  • Analyze your budget to see if you can gather enough money for a lump sum offer

Document the circumstances around your financial problems and the related events

  • Devise a story that details why you’re in debt and behind on making payments
  • Provide copies of bills, statements, etc. that support your claim

Study your rights and identify what debt collectors can and cannot say/do to you

  • A debt collector may use tactics to intimidate you
  • Read up on the regulations the debt collection agencies must uphold

Call and verify that you’re speaking with someone with the power to execute a settlement offer

  • Speak to the original creditor if the debt is not already with collections

Have a conversation with the debt collector and take notes

  • Be aware of any violations they may perpetrate
  • Ask a lot of questions and get clear on your agreement
  • If they threaten to sue, ask when and if you will receive a notification from them
  • Write down notes and ask for written documentation supporting your agreement
  • If you cannot agree, end the conversation, call back later, and ask to speak to a decision maker
  • You cannot open any other credit accounts while on a plan

Review your settlement agreement thoroughly before you sign

  • May sure all the payment terms and other stipulations are within the agreement documents
  • See that there are no other stipulations that contradict or add to your agreement

Follow the payment plan

  • Make the payments on time and regularly until the debt is gone

The Pros and Cons of Professional Debt Settlement

If you decide to go with an organization, there are things you should know before diving in. Anyone seeking to better their personal finances must consider the benefits and drawbacks of their options.

The Advantages

The Right Direction

Debt settlement has many benefits, but it is not the right solution for every debtor. Sometimes, credit counselling or debt consolidation is better.

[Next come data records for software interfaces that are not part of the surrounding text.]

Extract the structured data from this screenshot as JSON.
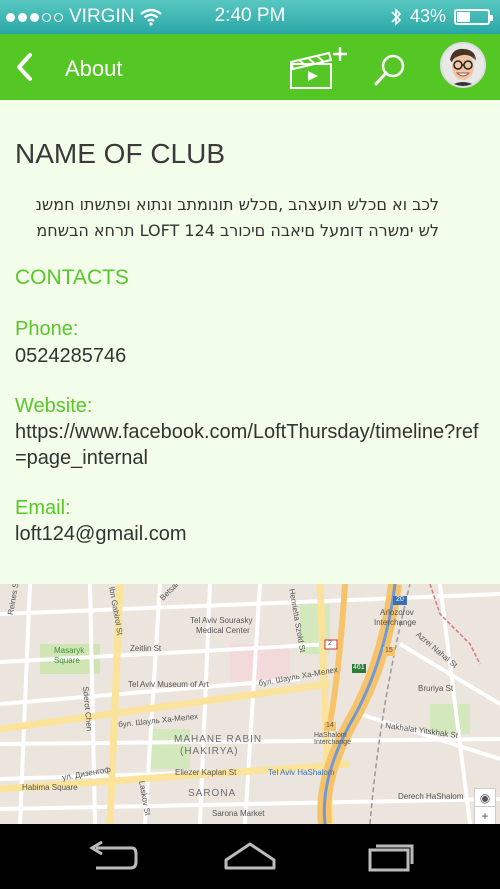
{
  "status_bar": {
    "carrier": "VIRGIN",
    "time": "2:40 PM",
    "battery": "43%",
    "battery_level": 0.43,
    "signal_dots_filled": 3,
    "signal_dots_total": 5,
    "icons": [
      "signal-dots-icon",
      "wifi-icon",
      "bluetooth-icon",
      "battery-icon"
    ]
  },
  "app_bar": {
    "title": "About",
    "color": "#55c724",
    "icons": [
      "back-chevron-icon",
      "add-video-clapper-icon",
      "search-icon",
      "avatar"
    ]
  },
  "club": {
    "name": "NAME OF CLUB",
    "description_line1": "לכב וא םכלש תועצהב ,םכלש תונומתב ונתוא ופתשתו חמשנ",
    "description_line2": "לש ימשרה דומעל םיאבה םיכורב LOFT 124 תרחא הבשחמ"
  },
  "contacts": {
    "title": "CONTACTS",
    "phone_label": "Phone:",
    "phone_value": "0524285746",
    "website_label": "Website:",
    "website_value": "https://www.facebook.com/LoftThursday/timeline?ref=page_internal",
    "email_label": "Email:",
    "email_value": "loft124@gmail.com"
  },
  "map": {
    "labels": {
      "reines": "Reines St",
      "ibn_gabirol": "Ibn Gabirol St",
      "betsalel": "Betsal'el...",
      "tel_aviv_sourasky": "Tel Aviv Sourasky",
      "medical_center": "Medical Center",
      "henrietta": "Henrietta Szold St",
      "arlozorov": "Arlozorov",
      "interchange": "Interchange",
      "masaryk": "Masaryk",
      "square": "Square",
      "zeitlin": "Zeitlin St",
      "museum": "Tel Aviv Museum of Art",
      "shaul": "бул. Шауль Ха-Мелех",
      "shaul2": "бул. Шауль Ха-Мелех",
      "mahane_rabin": "MAHANE RABIN",
      "hakirya": "(HAKIRYA)",
      "hashalom_interchange": "HaShalom Interchange",
      "nakhalat": "Nakhalat Yitskhak St",
      "eliezer": "Eliezer Kaplan St",
      "tel_aviv_hashalom": "Tel Aviv HaShalom",
      "habima": "Habima Square",
      "sarona": "SARONA",
      "sarona_market": "Sarona Market",
      "derech": "Derech HaShalom",
      "bruriya": "Bruriya St",
      "dizengoff": "ул. Дизенгоф",
      "sderot_chen": "Sderot Chen",
      "laskov": "Laskov St",
      "azrei": "Azrei Nahal St",
      "route_2": "2",
      "route_20": "20",
      "route_461": "461",
      "route_15": "15",
      "route_14": "14"
    }
  },
  "nav_bar": {
    "icons": [
      "back-nav-icon",
      "home-nav-icon",
      "recent-apps-nav-icon"
    ]
  }
}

You might even benefit more from a consumer proposal or personal bankruptcy than from debt settlement. A professional can assess your situation thoroughly and make sure that you only enter debt settlement if that is the best option for you.

Expert Negotiation

Your creditors will always try to get the most money possible from you when you are negotiating a debt settlement. To make sure you get the most favourable terms, an expert debt negotiator on your side. An experienced professional may get better settlement offers for their clients. A client may end up paying far less of the debt principal a result. There are also lower monthly payments.

Payment Flexibility

Debt settlement is unique in that most creditors want only a lump sum from you to settle a debt. If you negotiate the terms yourself, you may be unsuccessful in getting them to agree to a payment plan.

The Drawbacks

  • Your credit score will go down for six years
  • Some organizations are predatory and can leave you further in debt
  • If you negotiate a debt settlement and miss a payment, you may void the agreement
  • Creditors may not agree to settle or negotiate
  • You cannot settle student loans unless they are in or near default

Before You Try to Negotiate a Debt Settlement on Your Own

Before arranging a debt settlement, you should consult an expert to learn what your best options are. Learn about your choices and the best course of action to eliminate debt. There is no obligation to move forward. Sometimes, our clients qualify for plans that do not hurt their credit scores.

For a free consultation to see if your best option, fill out the debt relief form on this page.